When it comes to managing our outdoor spaces, few challenges are as persistent and frustrating as dealing with brambles. Brambles, often known as blackberry or raspberry bushes, are notorious for their thorny growth, rapid spread, and ability to take over even the most well-tended gardens and landscapes. While they do produce delicious berries, their aggressive nature can make them a real nuisance for homeowners and gardeners alike.
Subheading 2: The Need for Control
Brambles, if left unchecked, can quickly become a serious problem. Their sprawling growth habit and sharp thorns make them a hazard for both people and pets, often causing painful scratches and skin irritation. Moreover, their vigorous growth can outcompete other plants, leading to decreased biodiversity in the area. Invasive bramble thickets can also serve as habitats for pests and rodents, further exacerbating the problem.
Subheading 3: Effective Management Strategies
- Physical Removal: The most straightforward method of controlling brambles is physical removal. This involves cutting the canes down to ground level, preferably during their dormant season in late fall or winter. However, it’s crucial to wear protective clothing to avoid getting scratched by the thorns. Digging out the root system can also be effective, but it requires persistence to ensure all the roots are removed. Killing brambles
- Chemical Control: Herbicides can be effective in killing brambles, but their use should be approached with caution. Selective herbicides that target broadleaf plants are usually the best choice to avoid harming other desirable vegetation. Always follow the manufacturer’s instructions, apply the herbicide carefully, and consider the environmental impact of chemical treatments.
- Regular Maintenance: Keeping brambles at bay requires consistent effort. Regularly inspect your outdoor spaces for new growth and remove any emerging canes promptly. This prevents the brambles from becoming established and spreading further.
Subheading 4: Natural Approaches
- Smothering: Covering the brambles with heavy black plastic or several layers of cardboard can smother them over time. This method requires patience, as it might take a year or more to fully eradicate the plants.

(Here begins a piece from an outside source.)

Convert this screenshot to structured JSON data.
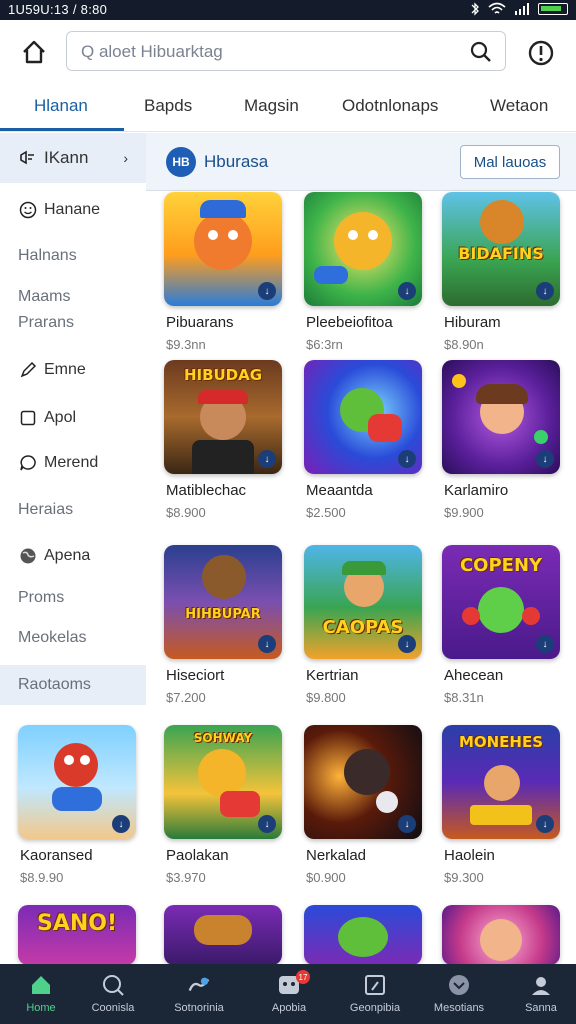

- Livestock Grazing: If you have access to livestock such as goats, they can help control brambles by eating the new growth. However, this method requires careful management to prevent overgrazing.
Subheading 5: Prevention is Key
The old adage, “An ounce of prevention is worth a pound of cure,” holds true when it comes to bramble control. To prevent brambles from taking over your landscape:
- Regular Pruning: If you already have brambles on your property, regular pruning can help keep them in check. Remove the new growth before it has a chance to spread.
- Mulching: Mulch around desirable plants to prevent bramble seeds from germinating. A thick layer of mulch can also make it more difficult for bramble canes to establish themselves.
- Monitor New Growth: Keep a close eye on your property for any signs of new bramble growth, especially along fence lines and in untended areas.
Subheading 6: Seeking Professional Help
For particularly aggressive or large infestations, seeking the help of a professional landscaper or arborist may be the best option. They have the knowledge, experience, and tools necessary to tackle even the most challenging bramble problems while minimizing damage to surrounding vegetation.
Dealing with brambles requires a combination of strategies and a good dose of patience. Whether you opt for physical removal, chemical treatments, or a combination of approaches, the key is consistent effort. By staying vigilant and taking proactive measures to prevent their spread, you can effectively manage the bramble menace and enjoy a healthier, more vibrant outdoor space.
This article is provided by